History of Medieval Japanese Literature (日本の中世文学史)

The history of medieval Japanese literature covers the history of literary works written approximately from the Kamakura to the Azuchi-Momoyama Periods.

Summary
Kyoto continued to be the center of culture even after MINAMOTO no Yoritomo established the Kamakura bakufu (Japanese feudal government headed by a shogun) despite the center of politics having moved from Kyoto and its vicinity to the Kanto region. During the Kamakura period, the "Shin Kokin wakashu" (New Imperial Anthology of Japanese Poetry), which is characterized by the elaborate techniques used, was compiled by FUJIWARA no Sadaie and other poets. Also, a style of writing that mixed Japanese and Chinese words, which can be said to be the direct predecessor of the modern Japanese language, was born and many works were written using it. Examples of these works include the "Hojoki" (An Account of My Hut) by KAMO no Chomei and the "Tsurezure gusa" (Essays in Idleness) by Kenko YOSHIDA. The "Heike Monogatari" (The Tale of the Heike) was performed by biwa-playing minstrels, and in the Muromachi period, the "Taiheiki" (The Record of the Great Peace) was told by Taiheiki-yomi (Taiheiki storytellers). Other katarimono (a traditional style of narrative recitation) such as sekkyo-bushi (literally, "sermon ballads") were also substantial, which resulted in the prosperity of joruri (a type of dramatic recitation accompanied by a shamisen) in the early-modern period.
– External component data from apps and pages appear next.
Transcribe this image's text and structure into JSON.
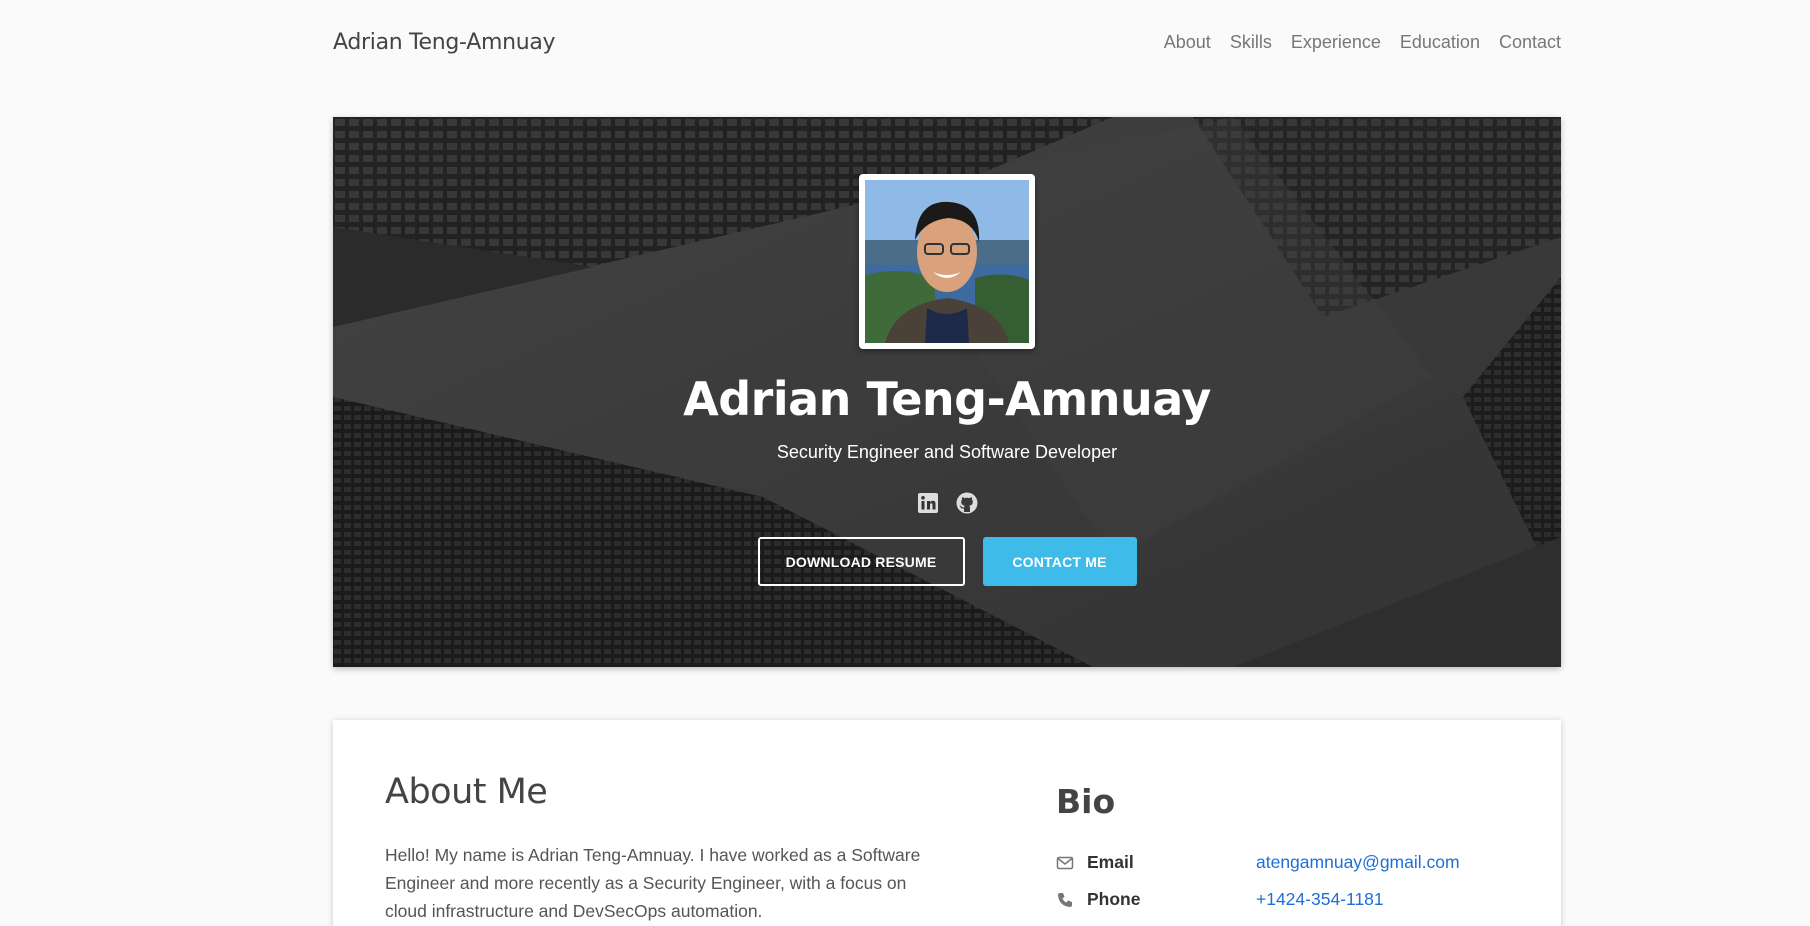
{
  "navbar": {
    "brand": "Adrian Teng-Amnuay",
    "links": [
      "About",
      "Skills",
      "Experience",
      "Education",
      "Contact"
    ]
  },
  "hero": {
    "name": "Adrian Teng-Amnuay",
    "title": "Security Engineer and Software Developer",
    "socials": [
      "linkedin-icon",
      "github-icon"
    ],
    "download_label": "DOWNLOAD RESUME",
    "contact_label": "CONTACT ME",
    "accent": "#3fbbe9"
  },
  "about": {
    "heading": "About Me",
    "text": "Hello! My name is Adrian Teng-Amnuay. I have worked as a Software Engineer and more recently as a Security Engineer, with a focus on cloud infrastructure and DevSecOps automation."
  },
  "bio": {
    "heading": "Bio",
    "rows": [
      {
        "icon": "envelope-icon",
        "label": "Email",
        "value": "atengamnuay@gmail.com"
      },
      {
        "icon": "phone-icon",
        "label": "Phone",
        "value": "+1424-354-1181"
      }
    ],
    "link_color": "#1e6fd9"
  }
}
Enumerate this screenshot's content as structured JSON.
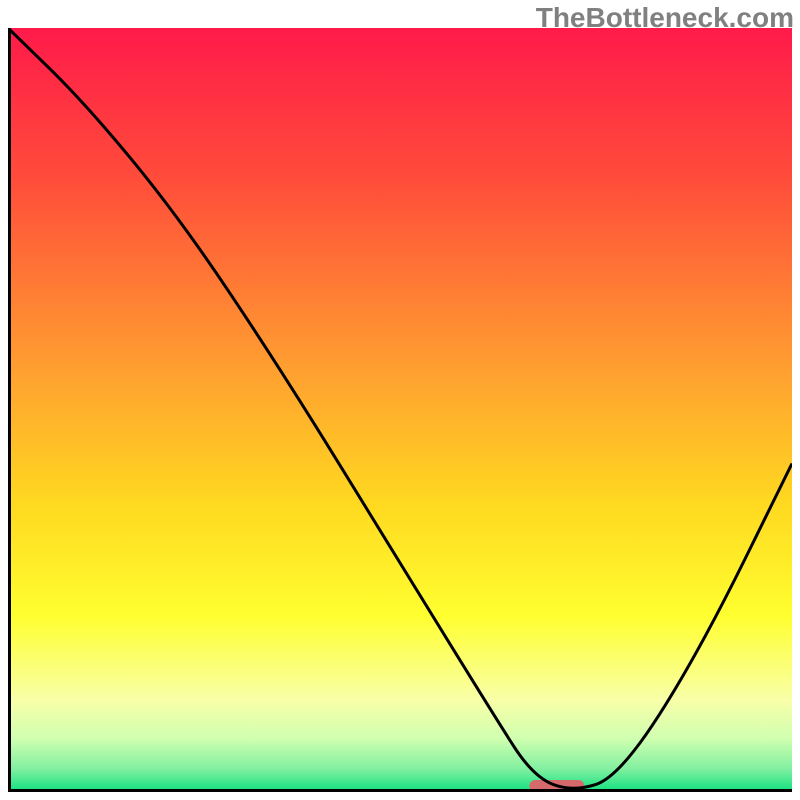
{
  "watermark": "TheBottleneck.com",
  "chart_data": {
    "type": "line",
    "title": "",
    "xlabel": "",
    "ylabel": "",
    "xlim": [
      0,
      100
    ],
    "ylim": [
      0,
      100
    ],
    "gradient_stops": [
      {
        "offset": 0.0,
        "color": "#ff1a4a"
      },
      {
        "offset": 0.2,
        "color": "#ff4d3a"
      },
      {
        "offset": 0.45,
        "color": "#ffa030"
      },
      {
        "offset": 0.62,
        "color": "#ffd820"
      },
      {
        "offset": 0.77,
        "color": "#ffff30"
      },
      {
        "offset": 0.88,
        "color": "#f8ffa8"
      },
      {
        "offset": 0.93,
        "color": "#d0ffb0"
      },
      {
        "offset": 0.97,
        "color": "#80f0a0"
      },
      {
        "offset": 1.0,
        "color": "#10e080"
      }
    ],
    "series": [
      {
        "name": "bottleneck-curve",
        "x": [
          0,
          10,
          22,
          35,
          50,
          62,
          67,
          72,
          78,
          88,
          100
        ],
        "y": [
          100,
          90,
          75,
          55,
          30,
          10,
          2,
          0,
          2,
          18,
          43
        ]
      }
    ],
    "marker": {
      "name": "optimal-marker",
      "x_center": 70,
      "width": 7,
      "color": "#d66a6a"
    },
    "axes_color": "#000000",
    "axes_width": 3
  }
}
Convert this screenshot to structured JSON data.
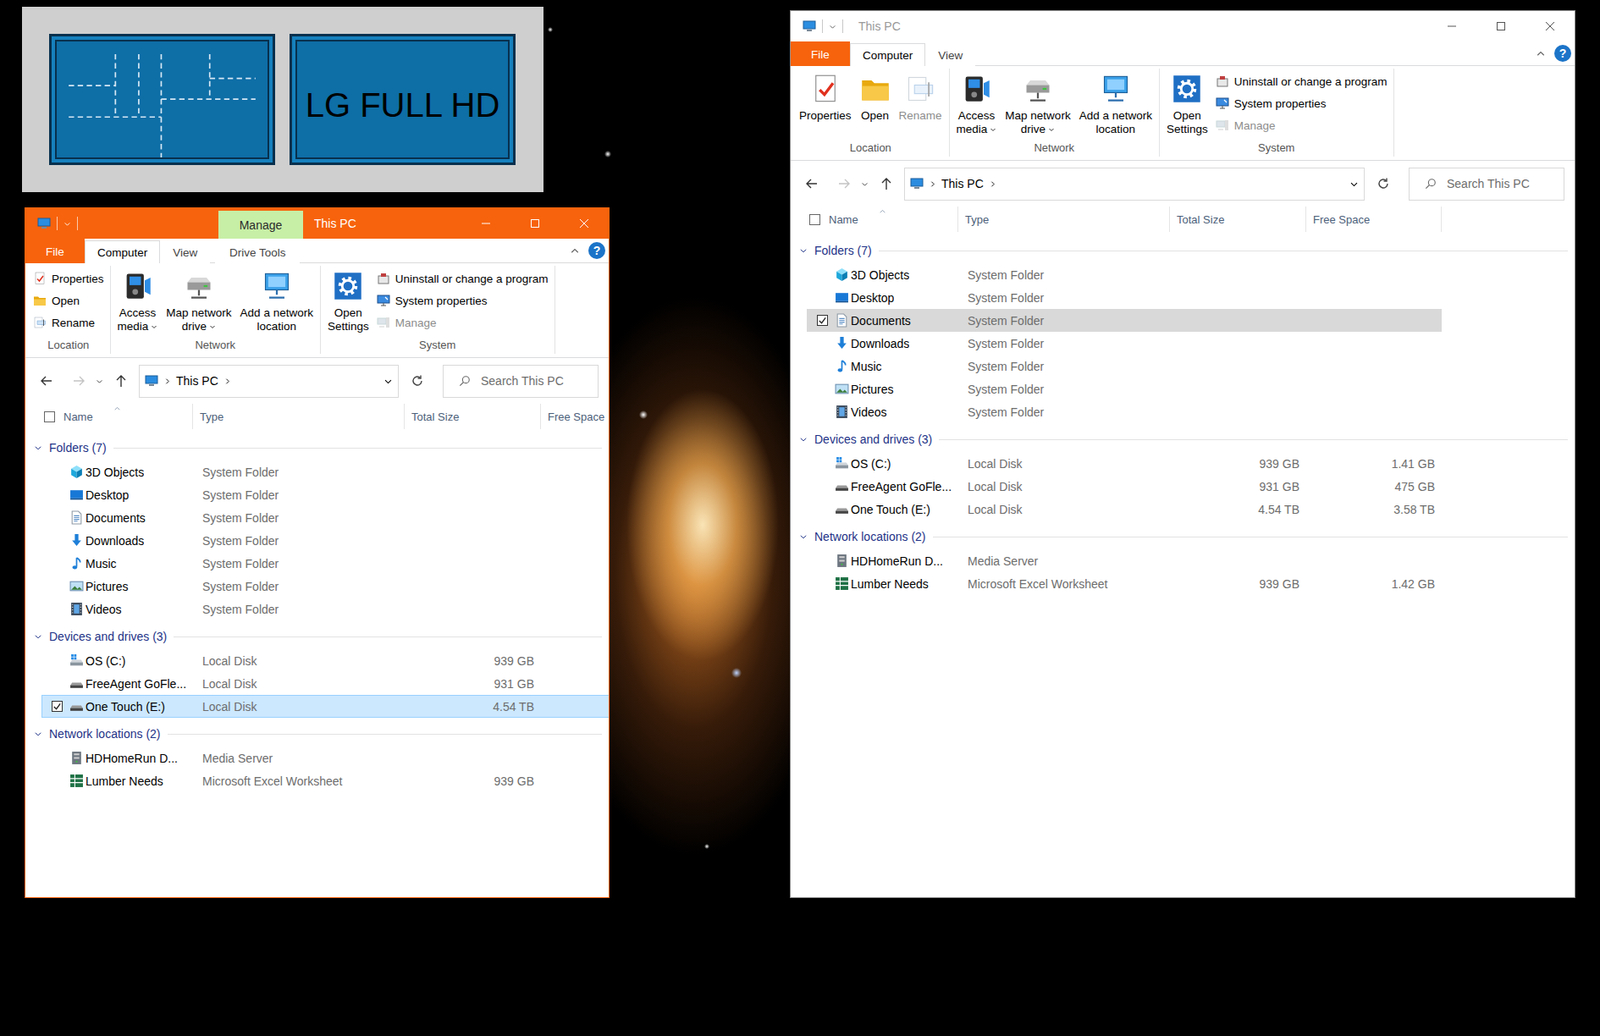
{
  "display_identify": {
    "monitors": [
      {
        "kind": "zones"
      },
      {
        "kind": "label",
        "label": "LG FULL HD"
      }
    ]
  },
  "windows": [
    {
      "title": "This PC",
      "active": true,
      "contextual_tab": "Manage",
      "help": "?",
      "ribbon_tabs": [
        {
          "label": "File",
          "selected": false,
          "kind": "file"
        },
        {
          "label": "Computer",
          "selected": true,
          "kind": "tab"
        },
        {
          "label": "View",
          "selected": false,
          "kind": "tab"
        },
        {
          "label": "Drive Tools",
          "selected": false,
          "kind": "contextual"
        }
      ],
      "ribbon_groups": [
        {
          "label": "Location",
          "buttons": [
            {
              "lines": [
                "Properties"
              ],
              "kind": "small",
              "dropdown": false,
              "disabled": false
            },
            {
              "lines": [
                "Open"
              ],
              "kind": "small",
              "dropdown": false,
              "disabled": false
            },
            {
              "lines": [
                "Rename"
              ],
              "kind": "small",
              "dropdown": false,
              "disabled": false
            }
          ]
        },
        {
          "label": "Network",
          "buttons": [
            {
              "lines": [
                "Access",
                "media"
              ],
              "kind": "large",
              "dropdown": true,
              "disabled": false
            },
            {
              "lines": [
                "Map network",
                "drive"
              ],
              "kind": "large",
              "dropdown": true,
              "disabled": false
            },
            {
              "lines": [
                "Add a network",
                "location"
              ],
              "kind": "large",
              "dropdown": false,
              "disabled": false
            }
          ]
        },
        {
          "label": "System",
          "buttons": [
            {
              "lines": [
                "Open",
                "Settings"
              ],
              "kind": "large",
              "dropdown": false,
              "disabled": false
            },
            {
              "lines": [
                "Uninstall or change a program"
              ],
              "kind": "small",
              "dropdown": false,
              "disabled": false
            },
            {
              "lines": [
                "System properties"
              ],
              "kind": "small",
              "dropdown": false,
              "disabled": false
            },
            {
              "lines": [
                "Manage"
              ],
              "kind": "small",
              "dropdown": false,
              "disabled": true
            }
          ]
        }
      ],
      "navigation": {
        "back_disabled": false,
        "forward_disabled": true
      },
      "address": {
        "location": "This PC"
      },
      "search": {
        "placeholder": "Search This PC"
      },
      "columns": [
        {
          "label": "Name",
          "sorted": true
        },
        {
          "label": "Type",
          "sorted": false
        },
        {
          "label": "Total Size",
          "sorted": false
        },
        {
          "label": "Free Space",
          "sorted": false
        }
      ],
      "sections": [
        {
          "label": "Folders (7)",
          "expanded": true,
          "rows": [
            {
              "name": "3D Objects",
              "type": "System Folder",
              "selected": false,
              "checked": false
            },
            {
              "name": "Desktop",
              "type": "System Folder",
              "selected": false,
              "checked": false
            },
            {
              "name": "Documents",
              "type": "System Folder",
              "selected": false,
              "checked": false
            },
            {
              "name": "Downloads",
              "type": "System Folder",
              "selected": false,
              "checked": false
            },
            {
              "name": "Music",
              "type": "System Folder",
              "selected": false,
              "checked": false
            },
            {
              "name": "Pictures",
              "type": "System Folder",
              "selected": false,
              "checked": false
            },
            {
              "name": "Videos",
              "type": "System Folder",
              "selected": false,
              "checked": false
            }
          ]
        },
        {
          "label": "Devices and drives (3)",
          "expanded": true,
          "rows": [
            {
              "name": "OS (C:)",
              "type": "Local Disk",
              "total": "939 GB",
              "selected": false,
              "checked": false
            },
            {
              "name": "FreeAgent GoFle...",
              "type": "Local Disk",
              "total": "931 GB",
              "selected": false,
              "checked": false
            },
            {
              "name": "One Touch (E:)",
              "type": "Local Disk",
              "total": "4.54 TB",
              "selected": true,
              "checked": true
            }
          ]
        },
        {
          "label": "Network locations (2)",
          "expanded": true,
          "rows": [
            {
              "name": "HDHomeRun D...",
              "type": "Media Server",
              "selected": false,
              "checked": false
            },
            {
              "name": "Lumber Needs",
              "type": "Microsoft Excel Worksheet",
              "total": "939 GB",
              "selected": false,
              "checked": false
            }
          ]
        }
      ]
    },
    {
      "title": "This PC",
      "active": false,
      "help": "?",
      "ribbon_tabs": [
        {
          "label": "File",
          "selected": false,
          "kind": "file"
        },
        {
          "label": "Computer",
          "selected": true,
          "kind": "tab"
        },
        {
          "label": "View",
          "selected": false,
          "kind": "tab"
        }
      ],
      "ribbon_groups": [
        {
          "label": "Location",
          "buttons": [
            {
              "lines": [
                "Properties"
              ],
              "kind": "large",
              "dropdown": false,
              "disabled": false
            },
            {
              "lines": [
                "Open"
              ],
              "kind": "large",
              "dropdown": false,
              "disabled": false
            },
            {
              "lines": [
                "Rename"
              ],
              "kind": "large",
              "dropdown": false,
              "disabled": true
            }
          ]
        },
        {
          "label": "Network",
          "buttons": [
            {
              "lines": [
                "Access",
                "media"
              ],
              "kind": "large",
              "dropdown": true,
              "disabled": false
            },
            {
              "lines": [
                "Map network",
                "drive"
              ],
              "kind": "large",
              "dropdown": true,
              "disabled": false
            },
            {
              "lines": [
                "Add a network",
                "location"
              ],
              "kind": "large",
              "dropdown": false,
              "disabled": false
            }
          ]
        },
        {
          "label": "System",
          "buttons": [
            {
              "lines": [
                "Open",
                "Settings"
              ],
              "kind": "large",
              "dropdown": false,
              "disabled": false
            },
            {
              "lines": [
                "Uninstall or change a program"
              ],
              "kind": "small",
              "dropdown": false,
              "disabled": false
            },
            {
              "lines": [
                "System properties"
              ],
              "kind": "small",
              "dropdown": false,
              "disabled": false
            },
            {
              "lines": [
                "Manage"
              ],
              "kind": "small",
              "dropdown": false,
              "disabled": true
            }
          ]
        }
      ],
      "navigation": {
        "back_disabled": false,
        "forward_disabled": true
      },
      "address": {
        "location": "This PC"
      },
      "search": {
        "placeholder": "Search This PC"
      },
      "columns": [
        {
          "label": "Name",
          "sorted": true
        },
        {
          "label": "Type",
          "sorted": false
        },
        {
          "label": "Total Size",
          "sorted": false
        },
        {
          "label": "Free Space",
          "sorted": false
        }
      ],
      "sections": [
        {
          "label": "Folders (7)",
          "expanded": true,
          "rows": [
            {
              "name": "3D Objects",
              "type": "System Folder",
              "selected": false,
              "checked": false
            },
            {
              "name": "Desktop",
              "type": "System Folder",
              "selected": false,
              "checked": false
            },
            {
              "name": "Documents",
              "type": "System Folder",
              "selected": true,
              "checked": true
            },
            {
              "name": "Downloads",
              "type": "System Folder",
              "selected": false,
              "checked": false
            },
            {
              "name": "Music",
              "type": "System Folder",
              "selected": false,
              "checked": false
            },
            {
              "name": "Pictures",
              "type": "System Folder",
              "selected": false,
              "checked": false
            },
            {
              "name": "Videos",
              "type": "System Folder",
              "selected": false,
              "checked": false
            }
          ]
        },
        {
          "label": "Devices and drives (3)",
          "expanded": true,
          "rows": [
            {
              "name": "OS (C:)",
              "type": "Local Disk",
              "total": "939 GB",
              "free": "1.41 GB",
              "selected": false,
              "checked": false
            },
            {
              "name": "FreeAgent GoFle...",
              "type": "Local Disk",
              "total": "931 GB",
              "free": "475 GB",
              "selected": false,
              "checked": false
            },
            {
              "name": "One Touch (E:)",
              "type": "Local Disk",
              "total": "4.54 TB",
              "free": "3.58 TB",
              "selected": false,
              "checked": false
            }
          ]
        },
        {
          "label": "Network locations (2)",
          "expanded": true,
          "rows": [
            {
              "name": "HDHomeRun D...",
              "type": "Media Server",
              "selected": false,
              "checked": false
            },
            {
              "name": "Lumber Needs",
              "type": "Microsoft Excel Worksheet",
              "total": "939 GB",
              "free": "1.42 GB",
              "selected": false,
              "checked": false
            }
          ]
        }
      ]
    }
  ]
}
Fictional stories such as the otogi zoshi were widely read among the general populace. Literary art was no longer exclusive to the intellectual class, but also spread among the general populace.

In the Muromachi period, studies of classical literature were conducted, led by the Kyoto Gozan (the five great Zen temples of Kyoto) and court nobles. Additionally, renga, a kind of waka poetry that alternates continuously between the upper and lower halves of three lines and two lines in turns, had become popular, since the Kamakura period, among aristocrats as well as the common people.

Fields Related to Literature
Meanwhile, other performance arts such as Noh plays were well received by many, and Zeami summarized its aesthetics in the "Fushikaden" (The Flowering Spirit). As for Buddhism, Dogen's "Shobogenzo" (Treasury of the Eye of True Teaching) and his pupil Koun Ejo's work, "Shobogenzo-zuimonki" were written in around the mid-thirteenth century. In addition to the above, a massive amount of prose and poetry written by Buddhist monks called 'gozan bungei' has also survived. In the genre of gunkimono (martial tales), the "Masukagami" (The Clear Mirror) was written.